**ABOUT THIS TASK**
Return all of the listing word for word; the pictures stay out.

**RAW DATA**
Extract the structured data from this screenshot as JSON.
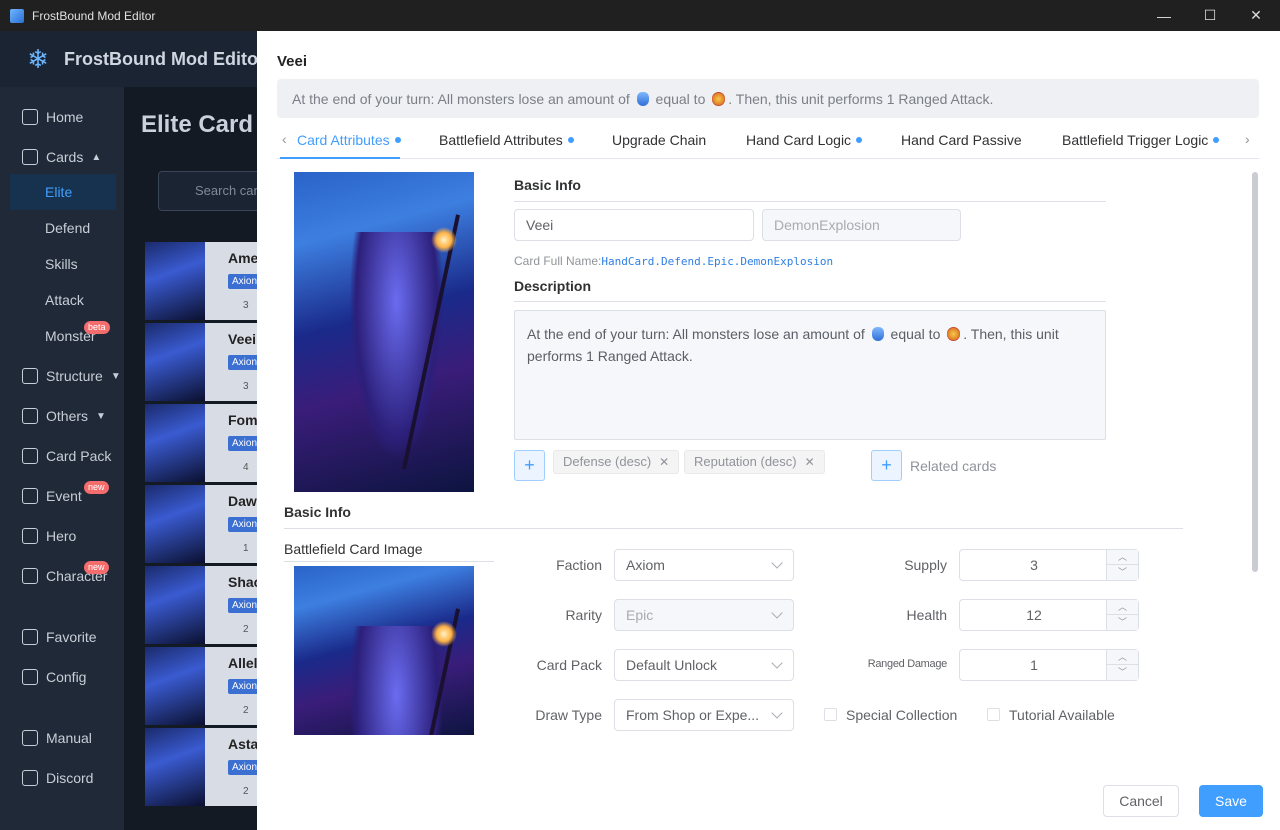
{
  "window": {
    "title": "FrostBound Mod Editor",
    "minimize": "—",
    "maximize": "☐",
    "close": "✕"
  },
  "app": {
    "brand": "FrostBound Mod Editor"
  },
  "sidebar": {
    "home": "Home",
    "cards": "Cards",
    "elite": "Elite",
    "defend": "Defend",
    "skills": "Skills",
    "attack": "Attack",
    "monster": "Monster",
    "monster_badge": "beta",
    "structure": "Structure",
    "others": "Others",
    "card_pack": "Card Pack",
    "event": "Event",
    "event_badge": "new",
    "hero": "Hero",
    "character": "Character",
    "character_badge": "new",
    "favorite": "Favorite",
    "config": "Config",
    "manual": "Manual",
    "discord": "Discord"
  },
  "background": {
    "page_title": "Elite Card",
    "search_placeholder": "Search car",
    "cards": [
      {
        "name": "Ame",
        "tag": "Axion",
        "cost": "3"
      },
      {
        "name": "Veei",
        "tag": "Axion",
        "cost": "3"
      },
      {
        "name": "Fom",
        "tag": "Axion",
        "cost": "4"
      },
      {
        "name": "Daw",
        "tag": "Axion",
        "cost": "1"
      },
      {
        "name": "Shac",
        "tag": "Axion",
        "cost": "2"
      },
      {
        "name": "Allel",
        "tag": "Axion",
        "cost": "2"
      },
      {
        "name": "Asta",
        "tag": "Axion",
        "cost": "2"
      }
    ]
  },
  "drawer": {
    "title": "Veei",
    "desc_a": "At the end of your turn: All monsters lose an amount of",
    "desc_b": "equal to",
    "desc_c": ". Then, this unit performs 1 Ranged Attack.",
    "tabs": [
      "Card Attributes",
      "Battlefield Attributes",
      "Upgrade Chain",
      "Hand Card Logic",
      "Hand Card Passive",
      "Battlefield Trigger Logic"
    ],
    "basic_info_title": "Basic Info",
    "name_value": "Veei",
    "id_value": "DemonExplosion",
    "full_name_label": "Card Full Name:",
    "full_name_value": "HandCard.Defend.Epic.DemonExplosion",
    "description_title": "Description",
    "description_a": "At the end of your turn: All monsters lose an amount of",
    "description_b": "equal to",
    "description_c": ". Then, this unit performs 1 Ranged Attack.",
    "tags": [
      "Defense (desc)",
      "Reputation (desc)"
    ],
    "related_cards": "Related cards",
    "basic_info2_title": "Basic Info",
    "battlefield_image_label": "Battlefield Card Image",
    "fields": {
      "faction_label": "Faction",
      "faction_value": "Axiom",
      "rarity_label": "Rarity",
      "rarity_value": "Epic",
      "card_pack_label": "Card Pack",
      "card_pack_value": "Default Unlock",
      "draw_type_label": "Draw Type",
      "draw_type_value": "From Shop or Expe...",
      "supply_label": "Supply",
      "supply_value": "3",
      "health_label": "Health",
      "health_value": "12",
      "ranged_damage_label": "Ranged Damage",
      "ranged_damage_value": "1",
      "special_collection_label": "Special Collection",
      "tutorial_available_label": "Tutorial Available"
    },
    "cancel": "Cancel",
    "save": "Save"
  }
}
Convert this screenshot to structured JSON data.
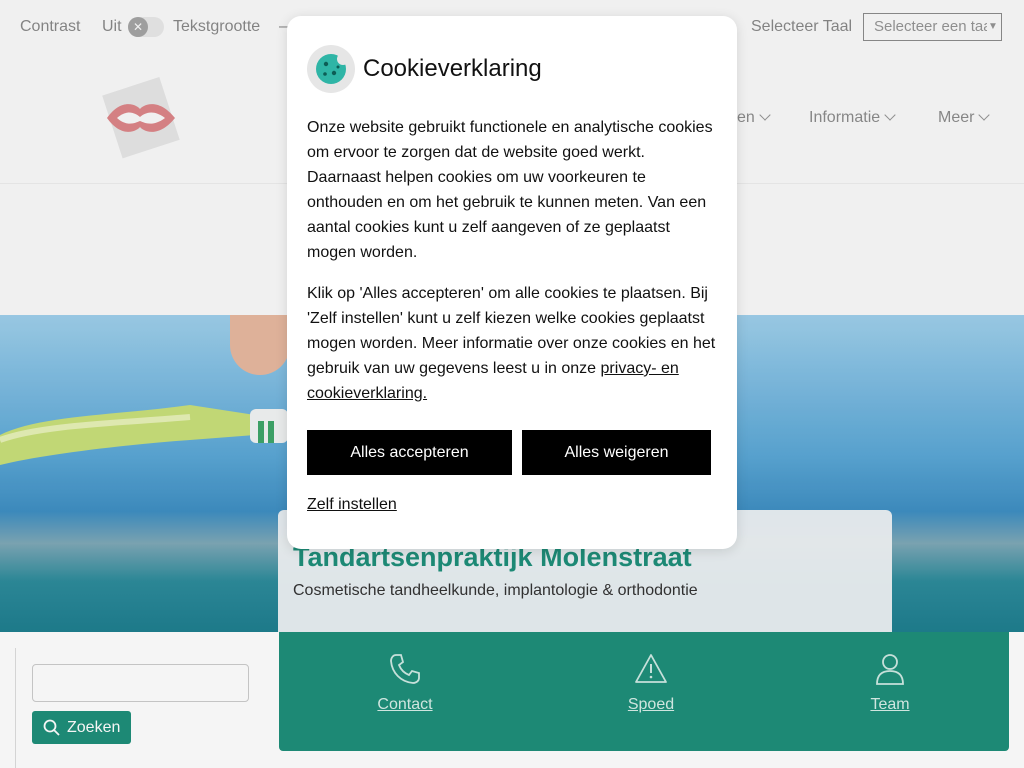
{
  "topbar": {
    "contrast_label": "Contrast",
    "contrast_state": "Uit",
    "toggle_glyph": "✕",
    "textsize_label": "Tekstgrootte",
    "textsize_dash": "–",
    "language_label": "Selecteer Taal",
    "language_select_value": "Selecteer een taal",
    "language_select_caret": "▼"
  },
  "nav": {
    "items": [
      {
        "label": "en"
      },
      {
        "label": "Informatie"
      },
      {
        "label": "Meer"
      }
    ]
  },
  "hero": {
    "title": "Tandartsenpraktijk Molenstraat",
    "subtitle": "Cosmetische tandheelkunde, implantologie & orthodontie"
  },
  "search": {
    "input_value": "",
    "button_label": "Zoeken"
  },
  "quicklinks": [
    {
      "label": "Contact",
      "icon": "phone-icon"
    },
    {
      "label": "Spoed",
      "icon": "warning-icon"
    },
    {
      "label": "Team",
      "icon": "user-icon"
    }
  ],
  "cookie_modal": {
    "title": "Cookieverklaring",
    "paragraph1": "Onze website gebruikt functionele en analytische cookies om ervoor te zorgen dat de website goed werkt. Daarnaast helpen cookies om uw voorkeuren te onthouden en om het gebruik te kunnen meten. Van een aantal cookies kunt u zelf aangeven of ze geplaatst mogen worden.",
    "paragraph2": "Klik op 'Alles accepteren' om alle cookies te plaatsen. Bij 'Zelf instellen' kunt u zelf kiezen welke cookies geplaatst mogen worden. Meer informatie over onze cookies en het gebruik van uw gegevens leest u in onze",
    "privacy_link": "privacy- en cookieverklaring.",
    "accept_label": "Alles accepteren",
    "reject_label": "Alles weigeren",
    "settings_label": "Zelf instellen"
  },
  "colors": {
    "brand_green": "#1f8f7a",
    "button_black": "#000000"
  }
}
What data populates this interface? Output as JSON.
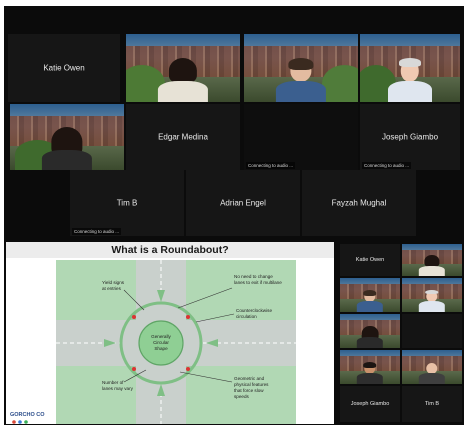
{
  "gallery": {
    "katie_owen": "Katie Owen",
    "edgar_medina": "Edgar Medina",
    "joseph_giambo": "Joseph Giambo",
    "tim_b": "Tim B",
    "adrian_engel": "Adrian Engel",
    "fayzah_mughal": "Fayzah Mughal",
    "connecting_audio": "Connecting to audio ..."
  },
  "slide": {
    "title": "What is a Roundabout?",
    "labels": {
      "yield_1": "Yield signs",
      "yield_2": "at entries",
      "nochange_1": "No need to change",
      "nochange_2": "lanes to exit if multilane",
      "counter_1": "Counterclockwise",
      "counter_2": "circulation",
      "island_1": "Generally",
      "island_2": "Circular",
      "island_3": "Shape",
      "lanes_1": "Number of",
      "lanes_2": "lanes may vary",
      "geo_1": "Geometric and",
      "geo_2": "physical features",
      "geo_3": "that force slow",
      "geo_4": "speeds"
    },
    "logo_text": "GORCHO CO"
  },
  "side_panel": {
    "katie_owen": "Katie Owen",
    "joseph_giambo": "Joseph Giambo",
    "tim_b": "Tim B"
  },
  "colors": {
    "active_outline": "#d8d65a",
    "road": "#c9d0cc",
    "grass": "#7fbf85",
    "island": "#8fcf94"
  }
}
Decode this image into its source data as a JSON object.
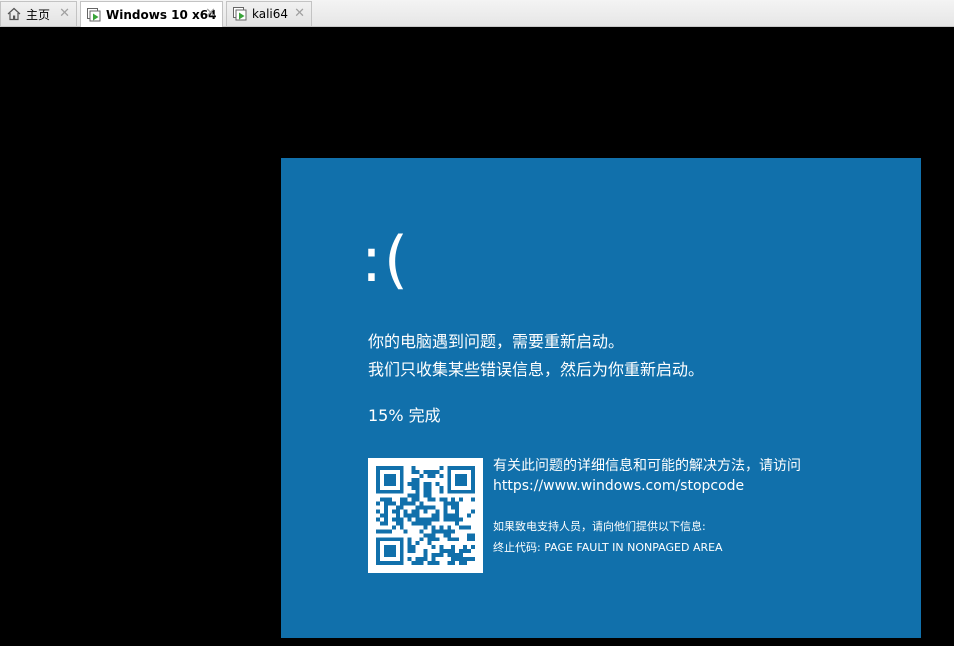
{
  "tabs": [
    {
      "label": "主页",
      "icon": "home-icon",
      "active": false
    },
    {
      "label": "Windows 10 x64",
      "icon": "vm-running-icon",
      "active": true
    },
    {
      "label": "kali64",
      "icon": "vm-running-icon",
      "active": false
    }
  ],
  "tab_close_glyph": "✕",
  "bsod": {
    "face": ":(",
    "line1": "你的电脑遇到问题，需要重新启动。",
    "line2": "我们只收集某些错误信息，然后为你重新启动。",
    "progress_text": "15% 完成",
    "progress_value": 15,
    "info_line1": "有关此问题的详细信息和可能的解决方法，请访问",
    "info_url": "https://www.windows.com/stopcode",
    "support_line": "如果致电支持人员，请向他们提供以下信息:",
    "stop_code_line": "终止代码: PAGE FAULT IN NONPAGED AREA",
    "qr_icon": "qr-code-icon"
  },
  "colors": {
    "bsod_blue": "#1170ab",
    "background": "#000000",
    "text": "#ffffff"
  }
}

**RESPONSE BOX**
Extract the structured data from this screenshot as JSON.
{
  "window": {
    "title": "FrostBound Mod Editor",
    "minimize": "—",
    "maximize": "☐",
    "close": "✕"
  },
  "app": {
    "brand": "FrostBound Mod Editor"
  },
  "sidebar": {
    "home": "Home",
    "cards": "Cards",
    "elite": "Elite",
    "defend": "Defend",
    "skills": "Skills",
    "attack": "Attack",
    "monster": "Monster",
    "monster_badge": "beta",
    "structure": "Structure",
    "others": "Others",
    "card_pack": "Card Pack",
    "event": "Event",
    "event_badge": "new",
    "hero": "Hero",
    "character": "Character",
    "character_badge": "new",
    "favorite": "Favorite",
    "config": "Config",
    "manual": "Manual",
    "discord": "Discord"
  },
  "background": {
    "page_title": "Elite Card",
    "search_placeholder": "Search car",
    "cards": [
      {
        "name": "Ame",
        "tag": "Axion",
        "cost": "3"
      },
      {
        "name": "Veei",
        "tag": "Axion",
        "cost": "3"
      },
      {
        "name": "Fom",
        "tag": "Axion",
        "cost": "4"
      },
      {
        "name": "Daw",
        "tag": "Axion",
        "cost": "1"
      },
      {
        "name": "Shac",
        "tag": "Axion",
        "cost": "2"
      },
      {
        "name": "Allel",
        "tag": "Axion",
        "cost": "2"
      },
      {
        "name": "Asta",
        "tag": "Axion",
        "cost": "2"
      }
    ]
  },
  "drawer": {
    "title": "Veei",
    "desc_a": "At the end of your turn: All monsters lose an amount of",
    "desc_b": "equal to",
    "desc_c": ". Then, this unit performs 1 Ranged Attack.",
    "tabs": [
      "Card Attributes",
      "Battlefield Attributes",
      "Upgrade Chain",
      "Hand Card Logic",
      "Hand Card Passive",
      "Battlefield Trigger Logic"
    ],
    "basic_info_title": "Basic Info",
    "name_value": "Veei",
    "id_value": "DemonExplosion",
    "full_name_label": "Card Full Name:",
    "full_name_value": "HandCard.Defend.Epic.DemonExplosion",
    "description_title": "Description",
    "description_a": "At the end of your turn: All monsters lose an amount of",
    "description_b": "equal to",
    "description_c": ". Then, this unit performs 1 Ranged Attack.",
    "tags": [
      "Defense (desc)",
      "Reputation (desc)"
    ],
    "related_cards": "Related cards",
    "basic_info2_title": "Basic Info",
    "battlefield_image_label": "Battlefield Card Image",
    "fields": {
      "faction_label": "Faction",
      "faction_value": "Axiom",
      "rarity_label": "Rarity",
      "rarity_value": "Epic",
      "card_pack_label": "Card Pack",
      "card_pack_value": "Default Unlock",
      "draw_type_label": "Draw Type",
      "draw_type_value": "From Shop or Expe...",
      "supply_label": "Supply",
      "supply_value": "3",
      "health_label": "Health",
      "health_value": "12",
      "ranged_damage_label": "Ranged Damage",
      "ranged_damage_value": "1",
      "special_collection_label": "Special Collection",
      "tutorial_available_label": "Tutorial Available"
    },
    "cancel": "Cancel",
    "save": "Save"
  }
}
Convert this screenshot to structured JSON data.
{
  "topbar": {
    "contrast_label": "Contrast",
    "contrast_state": "Uit",
    "toggle_glyph": "✕",
    "textsize_label": "Tekstgrootte",
    "textsize_dash": "–",
    "language_label": "Selecteer Taal",
    "language_select_value": "Selecteer een taal",
    "language_select_caret": "▼"
  },
  "nav": {
    "items": [
      {
        "label": "en"
      },
      {
        "label": "Informatie"
      },
      {
        "label": "Meer"
      }
    ]
  },
  "hero": {
    "title": "Tandartsenpraktijk Molenstraat",
    "subtitle": "Cosmetische tandheelkunde, implantologie & orthodontie"
  },
  "search": {
    "input_value": "",
    "button_label": "Zoeken"
  },
  "quicklinks": [
    {
      "label": "Contact",
      "icon": "phone-icon"
    },
    {
      "label": "Spoed",
      "icon": "warning-icon"
    },
    {
      "label": "Team",
      "icon": "user-icon"
    }
  ],
  "cookie_modal": {
    "title": "Cookieverklaring",
    "paragraph1": "Onze website gebruikt functionele en analytische cookies om ervoor te zorgen dat de website goed werkt. Daarnaast helpen cookies om uw voorkeuren te onthouden en om het gebruik te kunnen meten. Van een aantal cookies kunt u zelf aangeven of ze geplaatst mogen worden.",
    "paragraph2": "Klik op 'Alles accepteren' om alle cookies te plaatsen. Bij 'Zelf instellen' kunt u zelf kiezen welke cookies geplaatst mogen worden. Meer informatie over onze cookies en het gebruik van uw gegevens leest u in onze",
    "privacy_link": "privacy- en cookieverklaring.",
    "accept_label": "Alles accepteren",
    "reject_label": "Alles weigeren",
    "settings_label": "Zelf instellen"
  },
  "colors": {
    "brand_green": "#1f8f7a",
    "button_black": "#000000"
  }
}
What data populates this interface? Output as JSON.
{
  "gallery": {
    "katie_owen": "Katie Owen",
    "edgar_medina": "Edgar Medina",
    "joseph_giambo": "Joseph Giambo",
    "tim_b": "Tim B",
    "adrian_engel": "Adrian Engel",
    "fayzah_mughal": "Fayzah Mughal",
    "connecting_audio": "Connecting to audio ..."
  },
  "slide": {
    "title": "What is a Roundabout?",
    "labels": {
      "yield_1": "Yield signs",
      "yield_2": "at entries",
      "nochange_1": "No need to change",
      "nochange_2": "lanes to exit if multilane",
      "counter_1": "Counterclockwise",
      "counter_2": "circulation",
      "island_1": "Generally",
      "island_2": "Circular",
      "island_3": "Shape",
      "lanes_1": "Number of",
      "lanes_2": "lanes may vary",
      "geo_1": "Geometric and",
      "geo_2": "physical features",
      "geo_3": "that force slow",
      "geo_4": "speeds"
    },
    "logo_text": "GORCHO CO"
  },
  "side_panel": {
    "katie_owen": "Katie Owen",
    "joseph_giambo": "Joseph Giambo",
    "tim_b": "Tim B"
  },
  "colors": {
    "active_outline": "#d8d65a",
    "road": "#c9d0cc",
    "grass": "#7fbf85",
    "island": "#8fcf94"
  }
}
Decode this image into its source data as a JSON object.
{
  "tabs": [
    {
      "label": "主页",
      "icon": "home-icon",
      "active": false
    },
    {
      "label": "Windows 10 x64",
      "icon": "vm-running-icon",
      "active": true
    },
    {
      "label": "kali64",
      "icon": "vm-running-icon",
      "active": false
    }
  ],
  "tab_close_glyph": "✕",
  "bsod": {
    "face": ":(",
    "line1": "你的电脑遇到问题，需要重新启动。",
    "line2": "我们只收集某些错误信息，然后为你重新启动。",
    "progress_text": "15% 完成",
    "progress_value": 15,
    "info_line1": "有关此问题的详细信息和可能的解决方法，请访问",
    "info_url": "https://www.windows.com/stopcode",
    "support_line": "如果致电支持人员，请向他们提供以下信息:",
    "stop_code_line": "终止代码: PAGE FAULT IN NONPAGED AREA",
    "qr_icon": "qr-code-icon"
  },
  "colors": {
    "bsod_blue": "#1170ab",
    "background": "#000000",
    "text": "#ffffff"
  }
}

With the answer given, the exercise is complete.